Getting Hooked by Phishers
Phishing emails are a classic tool in the hacker arsenal, and the primary reason they are still used is that they still work. Employees often fall for alarming subject lines, text messages or web link redirects which coax the user into sharing personal or professional information with the hacker. If you want to stay safe online, ignore spam or phishing emails like the plague; and never share sign-in credentials or important files over email.
Risking Public Exposure
Free public Wi-Fi is wonderfully convenient, but there are hidden risks to connecting to an open network. Cyber criminals will sometimes set up a ‘man in the middle’ attack to lure unsuspecting users into joining a bogus hotspot set up by the hacker. Once connected, the hacker can watch all data transfer to or from the user.
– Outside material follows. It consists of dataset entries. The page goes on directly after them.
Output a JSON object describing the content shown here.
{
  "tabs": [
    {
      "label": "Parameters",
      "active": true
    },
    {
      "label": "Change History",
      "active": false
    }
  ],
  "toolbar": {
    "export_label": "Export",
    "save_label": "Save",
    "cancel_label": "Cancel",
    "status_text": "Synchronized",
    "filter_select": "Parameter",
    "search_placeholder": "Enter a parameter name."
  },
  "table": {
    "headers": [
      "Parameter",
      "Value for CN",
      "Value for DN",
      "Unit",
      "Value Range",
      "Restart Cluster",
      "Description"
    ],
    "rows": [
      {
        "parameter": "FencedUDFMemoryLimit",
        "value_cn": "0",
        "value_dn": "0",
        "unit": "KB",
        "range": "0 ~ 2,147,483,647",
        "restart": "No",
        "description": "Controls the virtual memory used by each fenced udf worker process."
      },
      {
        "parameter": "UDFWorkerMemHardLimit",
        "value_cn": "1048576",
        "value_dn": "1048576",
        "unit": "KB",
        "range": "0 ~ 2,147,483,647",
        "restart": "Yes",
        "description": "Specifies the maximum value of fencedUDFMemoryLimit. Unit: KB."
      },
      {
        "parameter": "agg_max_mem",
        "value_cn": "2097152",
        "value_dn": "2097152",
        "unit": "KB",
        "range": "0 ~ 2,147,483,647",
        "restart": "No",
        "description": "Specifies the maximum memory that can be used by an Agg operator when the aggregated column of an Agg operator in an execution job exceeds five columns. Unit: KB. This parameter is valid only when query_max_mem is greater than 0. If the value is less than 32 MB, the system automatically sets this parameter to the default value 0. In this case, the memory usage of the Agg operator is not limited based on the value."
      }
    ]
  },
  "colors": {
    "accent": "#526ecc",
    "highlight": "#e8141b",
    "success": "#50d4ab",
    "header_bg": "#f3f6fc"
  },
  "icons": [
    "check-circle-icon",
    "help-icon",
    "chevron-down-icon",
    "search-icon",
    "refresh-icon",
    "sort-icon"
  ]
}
Legitimate public Wi-Fi isn’t much better, since it still allows digital eavesdropper to monitor online movements. Do yourself a favor and employ a virtual private network when working in public.
Mismanaging a Disgruntled Employee
As mentioned above, employee negligence is a threat to network security; but so is employee malice! If you must fire an employee for any reason, be sure to eliminate any risk of criminal retaliation: reclaim company devices as soon as possible, change password to every business-related account they used (including social media pages) and wipe their device of all data to prevent the proliferation of malware.
Employing Shadow IT
Shadow IT is defined as any software, add-on or application used for work that is not revealed or sanctioned by IT. While it’s true that phony and malicious lurk everywhere, shadow IT isn’t necessary harmful by nature – rather it is simply invisible. This can cause problems for businesses because IT departments are unable to detect incursion or data breach on these programs. Urge your employees to only use IT-approved programs whenever possible, or to at least disclose the applications they are using so IT can prepare itself for any eventuality.
As you can see, each of these security mistakes is routine and commonplace. But even the smallest breach can precipitate into a security nightmare. Do yourself a favor and use extra caution to prevent ruinous data breaches.